Before we even moved to Denver I did some serious re-evaluation of the value of a Christian homeschool co-op. I completely understand the reason for their existence and I even helped start one up in our city. But in terms of living missionally, I had difficulty lining up my family's vision with that of the Christian co-op.
You see, I do not homeschool my children in order to shelter them from the world. Therein lies one of the major differences between me and others on this journey. I understand that rationale I just, respectfully, don't share it. I do exercise my freedom to expose my kids to the less idyllic things of the world when it's appropriate to do so (on our family's timetable and not someone else's) and when we can have a decent two-way discussion about it.
In addition to this, I want to instill in my kids that its okay to feel comfortable with people who are different from them be it in philosophy, lifestyle, worldview or anything.
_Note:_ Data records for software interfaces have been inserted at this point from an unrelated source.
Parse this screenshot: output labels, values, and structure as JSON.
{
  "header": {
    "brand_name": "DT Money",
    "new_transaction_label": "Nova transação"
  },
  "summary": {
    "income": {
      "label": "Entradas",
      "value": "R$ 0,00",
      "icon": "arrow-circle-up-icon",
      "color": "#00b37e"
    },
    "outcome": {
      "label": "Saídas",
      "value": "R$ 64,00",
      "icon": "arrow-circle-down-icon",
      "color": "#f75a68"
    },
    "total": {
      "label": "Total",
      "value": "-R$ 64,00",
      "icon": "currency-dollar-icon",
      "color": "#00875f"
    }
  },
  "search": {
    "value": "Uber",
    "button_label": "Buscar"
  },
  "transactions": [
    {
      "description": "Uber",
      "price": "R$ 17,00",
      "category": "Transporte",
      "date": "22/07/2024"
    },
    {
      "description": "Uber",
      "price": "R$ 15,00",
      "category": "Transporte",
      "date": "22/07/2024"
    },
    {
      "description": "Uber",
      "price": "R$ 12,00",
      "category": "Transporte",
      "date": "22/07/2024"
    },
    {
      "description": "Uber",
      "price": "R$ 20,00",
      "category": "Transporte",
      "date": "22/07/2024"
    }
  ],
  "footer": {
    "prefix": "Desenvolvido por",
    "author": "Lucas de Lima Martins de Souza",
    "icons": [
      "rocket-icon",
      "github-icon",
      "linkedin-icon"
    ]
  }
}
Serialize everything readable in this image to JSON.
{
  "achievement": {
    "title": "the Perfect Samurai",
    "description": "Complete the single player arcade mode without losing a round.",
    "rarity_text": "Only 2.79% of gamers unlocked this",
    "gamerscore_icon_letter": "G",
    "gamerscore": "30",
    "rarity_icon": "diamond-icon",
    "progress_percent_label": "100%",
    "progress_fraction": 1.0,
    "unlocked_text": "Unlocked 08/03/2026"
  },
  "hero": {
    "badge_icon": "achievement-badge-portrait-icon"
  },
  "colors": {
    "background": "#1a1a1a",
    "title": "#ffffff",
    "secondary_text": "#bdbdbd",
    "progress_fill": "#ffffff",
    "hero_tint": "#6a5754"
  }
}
In my experience with Christian co-ops, there tended to be a moral agenda that was assumed to be bottom-line biblical. There was also a political agenda that was actually based on fear. While there were many in the co-op who truly loved others, there was a general feeling that we needed to be intently concerned about ourselves and minimally concerned about the world around us. I struggled with this because I understood (and still understand) it, I just couldn't set my priorities that way knowing that the gospel is the good news that God has come to rescue and redeem all of creation through the work of Jesus Christ on our behalf.
In my attempt to do what Jesus said... to be "salt and light" in the world... I needed to step out of the Christian bubble, to engage the culture around me so that in knowing it more fully I could bless it. To, first of all, love it. Plain and simple. I have difficulty intentionally doing that in a homogeneous group that portends to exist outside of and boldly against culture.
The homeschooling group I've found here in Denver is a wonderful mix of all kinds of families. I suspect a good many have a Christian belief system, but that's not the main assumption we make about each other. The things that bind us together are the basic daily tasks of schooling, loving and training our children well, exposing them to a myriad of transformative encounters, and encouraging one another through the less idyllic experiences of our own lives. It's stretching me as I learn a deeper way to love and listen. There is much to be learned here, but if I can't love learning (or love people) then I can't teach my kids to do the same.
Tough stuff to think about.